TASK OBJECTIVE: Pictures stay out; everything else in the records below is to be repeated exactly.

LISTED RECORDS:
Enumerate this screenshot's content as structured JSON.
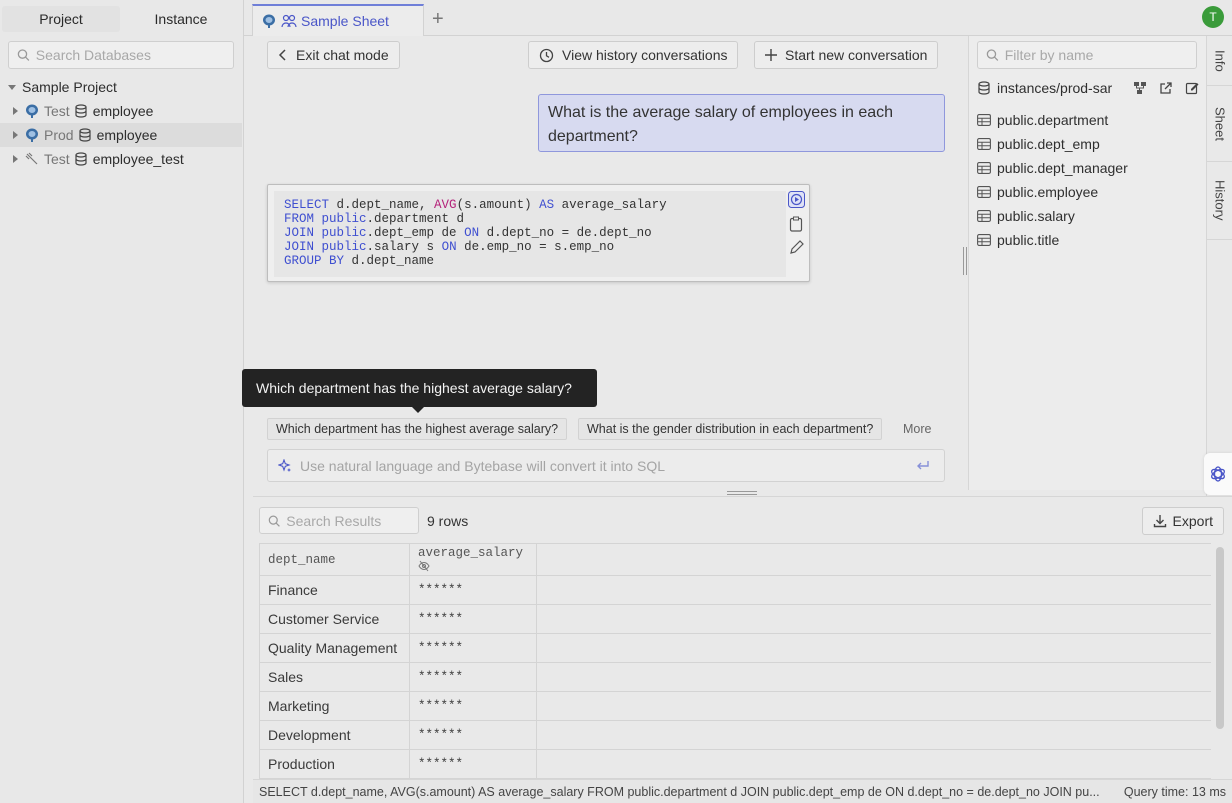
{
  "left_panel": {
    "tabs": [
      {
        "label": "Project"
      },
      {
        "label": "Instance"
      }
    ],
    "search_placeholder": "Search Databases",
    "project_name": "Sample Project",
    "databases": [
      {
        "env": "Test",
        "name": "employee",
        "icon": "postgres-icon"
      },
      {
        "env": "Prod",
        "name": "employee",
        "icon": "postgres-icon"
      },
      {
        "env": "Test",
        "name": "employee_test",
        "icon": "plug-icon"
      }
    ]
  },
  "tabs_bar": {
    "sheet_tab_label": "Sample Sheet",
    "add_tab": "+",
    "avatar_initial": "T"
  },
  "chat": {
    "exit_button": "Exit chat mode",
    "history_button": "View history conversations",
    "new_button": "Start new conversation",
    "user_message": "What is the average salary of employees in each department?",
    "sql_lines": [
      [
        {
          "t": "SELECT",
          "c": "kw"
        },
        {
          "t": " d.dept_name, ",
          "c": ""
        },
        {
          "t": "AVG",
          "c": "fn"
        },
        {
          "t": "(s.amount) ",
          "c": ""
        },
        {
          "t": "AS",
          "c": "kw"
        },
        {
          "t": " average_salary",
          "c": ""
        }
      ],
      [
        {
          "t": "FROM",
          "c": "kw"
        },
        {
          "t": " ",
          "c": ""
        },
        {
          "t": "public",
          "c": "kw"
        },
        {
          "t": ".department d",
          "c": ""
        }
      ],
      [
        {
          "t": "JOIN",
          "c": "kw"
        },
        {
          "t": " ",
          "c": ""
        },
        {
          "t": "public",
          "c": "kw"
        },
        {
          "t": ".dept_emp de ",
          "c": ""
        },
        {
          "t": "ON",
          "c": "kw"
        },
        {
          "t": " d.dept_no = de.dept_no",
          "c": ""
        }
      ],
      [
        {
          "t": "JOIN",
          "c": "kw"
        },
        {
          "t": " ",
          "c": ""
        },
        {
          "t": "public",
          "c": "kw"
        },
        {
          "t": ".salary s ",
          "c": ""
        },
        {
          "t": "ON",
          "c": "kw"
        },
        {
          "t": " de.emp_no = s.emp_no",
          "c": ""
        }
      ],
      [
        {
          "t": "GROUP BY",
          "c": "kw"
        },
        {
          "t": " d.dept_name",
          "c": ""
        }
      ]
    ],
    "tooltip": "Which department has the highest average salary?",
    "suggestions": [
      "Which department has the highest average salary?",
      "What is the gender distribution in each department?"
    ],
    "more_label": "More",
    "input_placeholder": "Use natural language and Bytebase will convert it into SQL"
  },
  "schema_panel": {
    "filter_placeholder": "Filter by name",
    "instance_path": "instances/prod-sar",
    "tables": [
      "public.department",
      "public.dept_emp",
      "public.dept_manager",
      "public.employee",
      "public.salary",
      "public.title"
    ]
  },
  "side_tabs": [
    "Info",
    "Sheet",
    "History"
  ],
  "results": {
    "search_placeholder": "Search Results",
    "row_count": "9 rows",
    "export_label": "Export",
    "columns": [
      "dept_name",
      "average_salary"
    ],
    "rows": [
      [
        "Finance",
        "******"
      ],
      [
        "Customer Service",
        "******"
      ],
      [
        "Quality Management",
        "******"
      ],
      [
        "Sales",
        "******"
      ],
      [
        "Marketing",
        "******"
      ],
      [
        "Development",
        "******"
      ],
      [
        "Production",
        "******"
      ]
    ]
  },
  "status_bar": {
    "query_text": "SELECT d.dept_name, AVG(s.amount) AS average_salary FROM public.department d JOIN public.dept_emp de ON d.dept_no = de.dept_no JOIN pu...",
    "query_time": "Query time: 13 ms"
  },
  "colors": {
    "accent": "#4a56c8",
    "user_msg_bg": "#d7daf0",
    "avatar": "#3a9b3a"
  }
}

SOLVED PROBLEM:
Enumerate this screenshot's content as structured JSON.
{
  "left_panel": {
    "tabs": [
      {
        "label": "Project"
      },
      {
        "label": "Instance"
      }
    ],
    "search_placeholder": "Search Databases",
    "project_name": "Sample Project",
    "databases": [
      {
        "env": "Test",
        "name": "employee",
        "icon": "postgres-icon"
      },
      {
        "env": "Prod",
        "name": "employee",
        "icon": "postgres-icon"
      },
      {
        "env": "Test",
        "name": "employee_test",
        "icon": "plug-icon"
      }
    ]
  },
  "tabs_bar": {
    "sheet_tab_label": "Sample Sheet",
    "add_tab": "+",
    "avatar_initial": "T"
  },
  "chat": {
    "exit_button": "Exit chat mode",
    "history_button": "View history conversations",
    "new_button": "Start new conversation",
    "user_message": "What is the average salary of employees in each department?",
    "sql_lines": [
      [
        {
          "t": "SELECT",
          "c": "kw"
        },
        {
          "t": " d.dept_name, ",
          "c": ""
        },
        {
          "t": "AVG",
          "c": "fn"
        },
        {
          "t": "(s.amount) ",
          "c": ""
        },
        {
          "t": "AS",
          "c": "kw"
        },
        {
          "t": " average_salary",
          "c": ""
        }
      ],
      [
        {
          "t": "FROM",
          "c": "kw"
        },
        {
          "t": " ",
          "c": ""
        },
        {
          "t": "public",
          "c": "kw"
        },
        {
          "t": ".department d",
          "c": ""
        }
      ],
      [
        {
          "t": "JOIN",
          "c": "kw"
        },
        {
          "t": " ",
          "c": ""
        },
        {
          "t": "public",
          "c": "kw"
        },
        {
          "t": ".dept_emp de ",
          "c": ""
        },
        {
          "t": "ON",
          "c": "kw"
        },
        {
          "t": " d.dept_no = de.dept_no",
          "c": ""
        }
      ],
      [
        {
          "t": "JOIN",
          "c": "kw"
        },
        {
          "t": " ",
          "c": ""
        },
        {
          "t": "public",
          "c": "kw"
        },
        {
          "t": ".salary s ",
          "c": ""
        },
        {
          "t": "ON",
          "c": "kw"
        },
        {
          "t": " de.emp_no = s.emp_no",
          "c": ""
        }
      ],
      [
        {
          "t": "GROUP BY",
          "c": "kw"
        },
        {
          "t": " d.dept_name",
          "c": ""
        }
      ]
    ],
    "tooltip": "Which department has the highest average salary?",
    "suggestions": [
      "Which department has the highest average salary?",
      "What is the gender distribution in each department?"
    ],
    "more_label": "More",
    "input_placeholder": "Use natural language and Bytebase will convert it into SQL"
  },
  "schema_panel": {
    "filter_placeholder": "Filter by name",
    "instance_path": "instances/prod-sar",
    "tables": [
      "public.department",
      "public.dept_emp",
      "public.dept_manager",
      "public.employee",
      "public.salary",
      "public.title"
    ]
  },
  "side_tabs": [
    "Info",
    "Sheet",
    "History"
  ],
  "results": {
    "search_placeholder": "Search Results",
    "row_count": "9 rows",
    "export_label": "Export",
    "columns": [
      "dept_name",
      "average_salary"
    ],
    "rows": [
      [
        "Finance",
        "******"
      ],
      [
        "Customer Service",
        "******"
      ],
      [
        "Quality Management",
        "******"
      ],
      [
        "Sales",
        "******"
      ],
      [
        "Marketing",
        "******"
      ],
      [
        "Development",
        "******"
      ],
      [
        "Production",
        "******"
      ]
    ]
  },
  "status_bar": {
    "query_text": "SELECT d.dept_name, AVG(s.amount) AS average_salary FROM public.department d JOIN public.dept_emp de ON d.dept_no = de.dept_no JOIN pu...",
    "query_time": "Query time: 13 ms"
  },
  "colors": {
    "accent": "#4a56c8",
    "user_msg_bg": "#d7daf0",
    "avatar": "#3a9b3a"
  }
}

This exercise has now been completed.